The appeals court ruling upheld a trial judge’s definition of an Apple “quick link” patent that automatically turns phone numbers and email addresses into links, enabling users to make calls and send messages with a single click.
Apple’s expert, Carnegie Mellon University professor Todd Mowry, argued the definition adopted by the appeals court made little difference in the case and that he believes Samsung still infringed Apple’s patent for the “quick link” patent.
Kevin Jeffay, a professor of computer science at the University of North Carolina and Samsung’s expert, argued the opposite, saying the definition adopted by the appeals court supports Samsung’s position that it didn’t infringe Apple’s patent.
In the end, U.S. District Judge Lucy Koh in the Silicon Valley case said the matter was best left for the jury to decide along with infringement questions.

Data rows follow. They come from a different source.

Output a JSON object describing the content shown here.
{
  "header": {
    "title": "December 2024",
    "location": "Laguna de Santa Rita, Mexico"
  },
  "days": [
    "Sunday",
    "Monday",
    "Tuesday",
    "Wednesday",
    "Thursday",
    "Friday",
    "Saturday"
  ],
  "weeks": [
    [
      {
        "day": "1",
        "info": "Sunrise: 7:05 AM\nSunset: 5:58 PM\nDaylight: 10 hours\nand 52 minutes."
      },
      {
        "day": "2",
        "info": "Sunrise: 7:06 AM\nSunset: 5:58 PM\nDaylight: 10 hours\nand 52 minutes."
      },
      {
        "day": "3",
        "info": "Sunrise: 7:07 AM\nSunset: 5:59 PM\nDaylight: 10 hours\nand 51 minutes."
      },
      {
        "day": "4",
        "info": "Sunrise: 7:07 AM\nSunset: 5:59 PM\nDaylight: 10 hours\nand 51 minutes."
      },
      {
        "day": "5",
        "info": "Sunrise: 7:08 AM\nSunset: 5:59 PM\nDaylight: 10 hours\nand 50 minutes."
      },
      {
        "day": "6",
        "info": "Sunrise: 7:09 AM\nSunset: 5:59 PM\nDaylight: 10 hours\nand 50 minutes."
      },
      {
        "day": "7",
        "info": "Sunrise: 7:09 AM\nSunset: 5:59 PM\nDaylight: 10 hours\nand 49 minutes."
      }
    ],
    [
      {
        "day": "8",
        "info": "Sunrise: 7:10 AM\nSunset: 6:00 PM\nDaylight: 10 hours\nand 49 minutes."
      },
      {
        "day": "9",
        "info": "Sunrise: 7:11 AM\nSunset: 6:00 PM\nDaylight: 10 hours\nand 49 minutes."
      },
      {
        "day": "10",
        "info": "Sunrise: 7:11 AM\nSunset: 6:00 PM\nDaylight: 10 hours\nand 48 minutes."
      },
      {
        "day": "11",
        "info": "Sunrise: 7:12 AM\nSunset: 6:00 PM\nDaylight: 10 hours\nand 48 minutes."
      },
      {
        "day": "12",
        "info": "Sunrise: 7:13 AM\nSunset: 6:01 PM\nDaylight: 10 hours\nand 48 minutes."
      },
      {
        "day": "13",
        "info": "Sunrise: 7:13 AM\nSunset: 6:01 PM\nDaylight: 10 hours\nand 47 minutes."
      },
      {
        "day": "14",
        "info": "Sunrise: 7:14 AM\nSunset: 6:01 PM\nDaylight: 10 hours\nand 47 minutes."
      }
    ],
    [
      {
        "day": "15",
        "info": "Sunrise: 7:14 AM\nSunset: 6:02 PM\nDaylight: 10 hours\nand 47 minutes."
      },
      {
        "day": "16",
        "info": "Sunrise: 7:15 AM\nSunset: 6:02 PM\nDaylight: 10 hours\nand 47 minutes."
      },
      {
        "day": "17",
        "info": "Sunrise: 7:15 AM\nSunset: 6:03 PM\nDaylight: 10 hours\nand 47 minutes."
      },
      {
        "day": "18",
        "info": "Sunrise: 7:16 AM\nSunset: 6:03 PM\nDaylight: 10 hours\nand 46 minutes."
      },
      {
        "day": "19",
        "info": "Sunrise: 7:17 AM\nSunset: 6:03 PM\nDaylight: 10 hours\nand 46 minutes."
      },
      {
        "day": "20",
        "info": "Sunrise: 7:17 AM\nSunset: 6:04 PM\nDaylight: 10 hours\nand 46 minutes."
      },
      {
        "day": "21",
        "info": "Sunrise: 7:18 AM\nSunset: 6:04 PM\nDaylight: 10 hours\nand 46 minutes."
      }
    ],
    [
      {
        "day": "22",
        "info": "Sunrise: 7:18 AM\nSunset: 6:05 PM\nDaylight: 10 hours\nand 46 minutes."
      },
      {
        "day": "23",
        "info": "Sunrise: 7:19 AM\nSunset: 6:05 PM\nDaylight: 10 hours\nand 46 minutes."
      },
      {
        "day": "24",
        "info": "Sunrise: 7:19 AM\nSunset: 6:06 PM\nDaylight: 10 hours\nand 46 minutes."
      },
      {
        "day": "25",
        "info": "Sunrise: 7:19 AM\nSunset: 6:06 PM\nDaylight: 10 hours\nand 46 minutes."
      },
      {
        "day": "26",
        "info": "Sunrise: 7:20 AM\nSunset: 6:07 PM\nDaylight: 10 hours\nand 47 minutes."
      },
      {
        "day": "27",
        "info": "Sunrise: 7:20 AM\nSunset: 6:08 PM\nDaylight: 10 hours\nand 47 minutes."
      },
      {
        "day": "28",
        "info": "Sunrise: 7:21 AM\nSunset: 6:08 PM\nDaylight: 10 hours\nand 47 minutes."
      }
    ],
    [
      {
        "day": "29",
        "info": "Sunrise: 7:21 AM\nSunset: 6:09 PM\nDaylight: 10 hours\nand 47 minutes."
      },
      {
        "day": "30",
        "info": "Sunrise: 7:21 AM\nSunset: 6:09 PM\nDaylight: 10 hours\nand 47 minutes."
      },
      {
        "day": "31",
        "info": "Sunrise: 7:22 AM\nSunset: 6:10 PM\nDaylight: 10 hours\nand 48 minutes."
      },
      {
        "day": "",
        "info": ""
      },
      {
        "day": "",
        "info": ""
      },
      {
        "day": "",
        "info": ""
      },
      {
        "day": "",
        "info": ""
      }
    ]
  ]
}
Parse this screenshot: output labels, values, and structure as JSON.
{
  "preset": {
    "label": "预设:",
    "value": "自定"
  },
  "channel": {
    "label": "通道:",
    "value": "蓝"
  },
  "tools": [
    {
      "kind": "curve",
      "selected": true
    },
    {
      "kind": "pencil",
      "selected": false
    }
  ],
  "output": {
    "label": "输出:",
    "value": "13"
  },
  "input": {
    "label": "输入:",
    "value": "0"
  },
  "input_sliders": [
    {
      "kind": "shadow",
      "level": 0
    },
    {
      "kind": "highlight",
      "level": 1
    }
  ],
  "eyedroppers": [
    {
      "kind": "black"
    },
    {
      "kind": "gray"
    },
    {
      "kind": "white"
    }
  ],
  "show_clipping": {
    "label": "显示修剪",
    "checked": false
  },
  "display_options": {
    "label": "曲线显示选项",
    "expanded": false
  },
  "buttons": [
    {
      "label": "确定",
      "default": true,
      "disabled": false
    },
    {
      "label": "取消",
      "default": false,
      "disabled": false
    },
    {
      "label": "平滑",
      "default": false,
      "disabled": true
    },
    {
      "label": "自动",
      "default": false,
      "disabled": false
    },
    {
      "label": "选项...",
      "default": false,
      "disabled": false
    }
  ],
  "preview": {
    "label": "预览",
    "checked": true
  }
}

Jurors have been read 53 pages of instructions on how to decide if an infringement occurred and how to calculate damages if fault is found.
Apple contends that many of the key functions and vital features of Samsung phones important to consumers were invented by Apple. Samsung argues that its phones operate on the Google Android software system and that any legal complaint Apple has is with the search giant.
Google Inc. is not a party to the litigation. Google spokesman Matt Kallman declined to comment.